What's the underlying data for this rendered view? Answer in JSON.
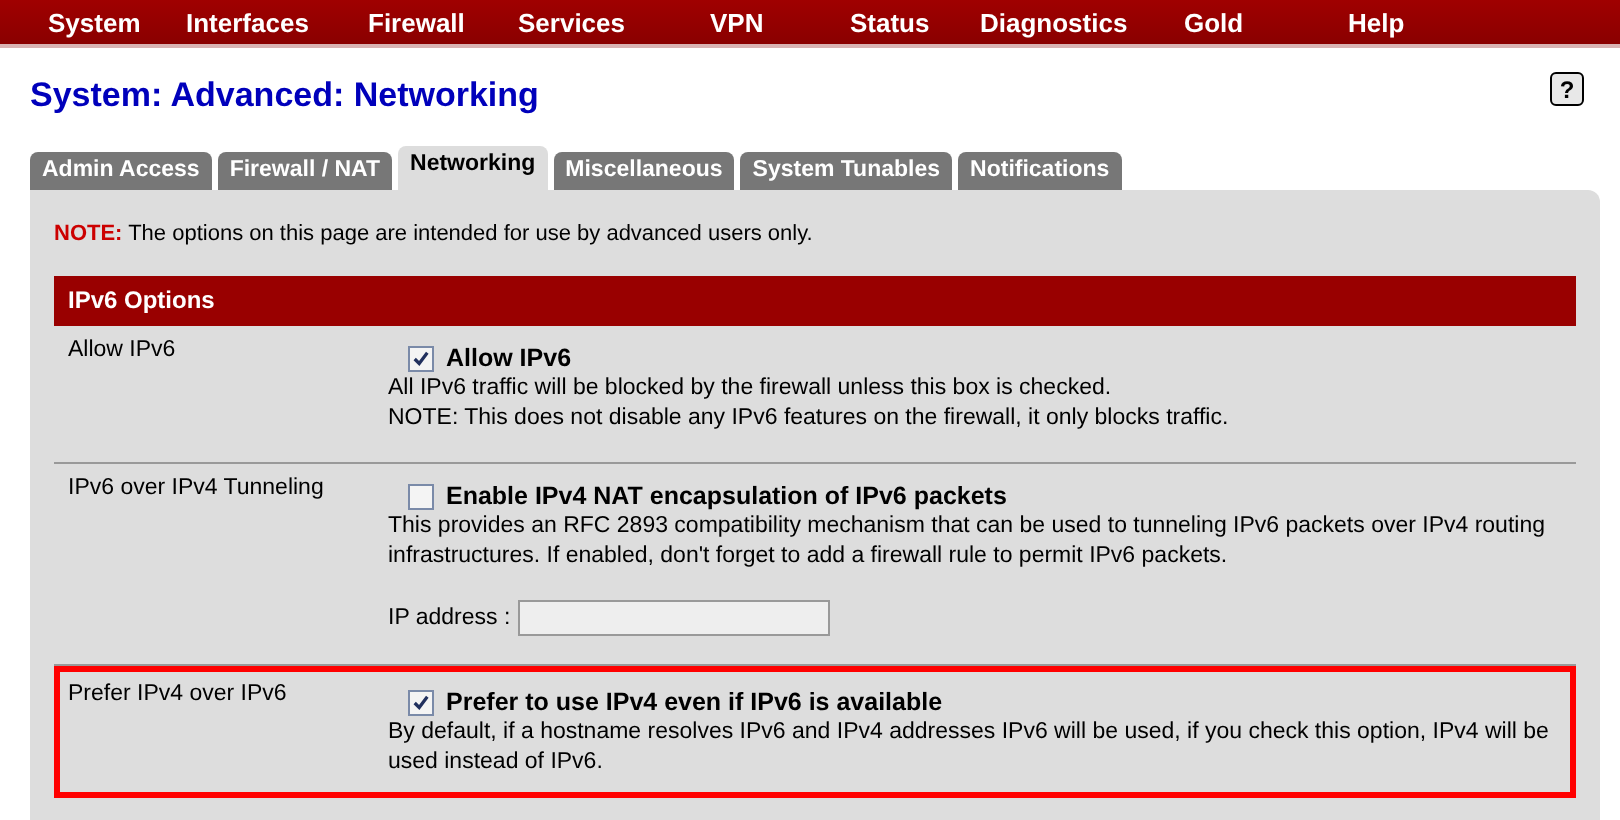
{
  "menu": [
    {
      "label": "System"
    },
    {
      "label": "Interfaces"
    },
    {
      "label": "Firewall"
    },
    {
      "label": "Services"
    },
    {
      "label": "VPN"
    },
    {
      "label": "Status"
    },
    {
      "label": "Diagnostics"
    },
    {
      "label": "Gold"
    },
    {
      "label": "Help"
    }
  ],
  "page_title": "System: Advanced: Networking",
  "help_icon": "?",
  "tabs": [
    {
      "label": "Admin Access",
      "selected": false
    },
    {
      "label": "Firewall / NAT",
      "selected": false
    },
    {
      "label": "Networking",
      "selected": true
    },
    {
      "label": "Miscellaneous",
      "selected": false
    },
    {
      "label": "System Tunables",
      "selected": false
    },
    {
      "label": "Notifications",
      "selected": false
    }
  ],
  "note": {
    "label": "NOTE:",
    "text": "The options on this page are intended for use by advanced users only."
  },
  "section": "IPv6 Options",
  "rows": [
    {
      "label": "Allow IPv6",
      "highlighted": false,
      "checkbox": {
        "label": "Allow IPv6",
        "checked": true
      },
      "description": [
        "All IPv6 traffic will be blocked by the firewall unless this box is checked.",
        "NOTE: This does not disable any IPv6 features on the firewall, it only blocks traffic."
      ]
    },
    {
      "label": "IPv6 over IPv4 Tunneling",
      "highlighted": false,
      "checkbox": {
        "label": "Enable IPv4 NAT encapsulation of IPv6 packets",
        "checked": false
      },
      "description": [
        "This provides an RFC 2893 compatibility mechanism that can be used to tunneling IPv6 packets over IPv4 routing infrastructures. If enabled, don't forget to add a firewall rule to permit IPv6 packets."
      ],
      "field": {
        "label": "IP address :"
      }
    },
    {
      "label": "Prefer IPv4 over IPv6",
      "highlighted": true,
      "checkbox": {
        "label": "Prefer to use IPv4 even if IPv6 is available",
        "checked": true
      },
      "description": [
        "By default, if a hostname resolves IPv6 and IPv4 addresses IPv6 will be used, if you check this option, IPv4 will be used instead of IPv6."
      ]
    }
  ]
}
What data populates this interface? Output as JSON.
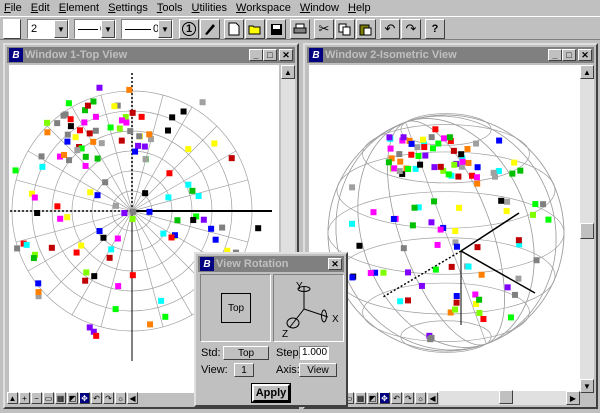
{
  "menu": [
    {
      "label": "File",
      "u": "F",
      "rest": "ile"
    },
    {
      "label": "Edit",
      "u": "E",
      "rest": "dit"
    },
    {
      "label": "Element",
      "u": "E",
      "rest": "lement"
    },
    {
      "label": "Settings",
      "u": "S",
      "rest": "ettings"
    },
    {
      "label": "Tools",
      "u": "T",
      "rest": "ools"
    },
    {
      "label": "Utilities",
      "u": "U",
      "rest": "tilities"
    },
    {
      "label": "Workspace",
      "u": "W",
      "rest": "orkspace"
    },
    {
      "label": "Window",
      "u": "W",
      "rest": "indow"
    },
    {
      "label": "Help",
      "u": "H",
      "rest": "elp"
    }
  ],
  "toolbar": {
    "weight_value": "2",
    "style_value": "0",
    "lineweight_value": "0",
    "keypoint_label": "1",
    "help_label": "?"
  },
  "window1": {
    "title": "Window 1-Top View"
  },
  "window2": {
    "title": "Window 2-Isometric View"
  },
  "dialog": {
    "title": "View Rotation",
    "preview_label": "Top",
    "std_label": "Std:",
    "std_value": "Top",
    "view_label": "View:",
    "view_value": "1",
    "step_label": "Step:",
    "step_value": "1.000",
    "axis_label": "Axis:",
    "axis_value": "View",
    "apply_label": "Apply",
    "axis_y": "Y",
    "axis_x": "X",
    "axis_z": "Z"
  },
  "colors": {
    "title_inactive": "#808080",
    "title_text": "#c0c0c0",
    "dialog_title": "#808080"
  }
}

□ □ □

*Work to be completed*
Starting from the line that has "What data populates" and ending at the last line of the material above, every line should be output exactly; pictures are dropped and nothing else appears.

*Response to the task*
What data populates this interface? Output as JSON.
{
  "menu": [
    {
      "label": "File",
      "u": "F",
      "rest": "ile"
    },
    {
      "label": "Edit",
      "u": "E",
      "rest": "dit"
    },
    {
      "label": "Element",
      "u": "E",
      "rest": "lement"
    },
    {
      "label": "Settings",
      "u": "S",
      "rest": "ettings"
    },
    {
      "label": "Tools",
      "u": "T",
      "rest": "ools"
    },
    {
      "label": "Utilities",
      "u": "U",
      "rest": "tilities"
    },
    {
      "label": "Workspace",
      "u": "W",
      "rest": "orkspace"
    },
    {
      "label": "Window",
      "u": "W",
      "rest": "indow"
    },
    {
      "label": "Help",
      "u": "H",
      "rest": "elp"
    }
  ],
  "toolbar": {
    "weight_value": "2",
    "style_value": "0",
    "lineweight_value": "0",
    "keypoint_label": "1",
    "help_label": "?"
  },
  "window1": {
    "title": "Window 1-Top View"
  },
  "window2": {
    "title": "Window 2-Isometric View"
  },
  "dialog": {
    "title": "View Rotation",
    "preview_label": "Top",
    "std_label": "Std:",
    "std_value": "Top",
    "view_label": "View:",
    "view_value": "1",
    "step_label": "Step:",
    "step_value": "1.000",
    "axis_label": "Axis:",
    "axis_value": "View",
    "apply_label": "Apply",
    "axis_y": "Y",
    "axis_x": "X",
    "axis_z": "Z"
  },
  "colors": {
    "title_inactive": "#808080",
    "title_text": "#c0c0c0",
    "dialog_title": "#808080"
  }
}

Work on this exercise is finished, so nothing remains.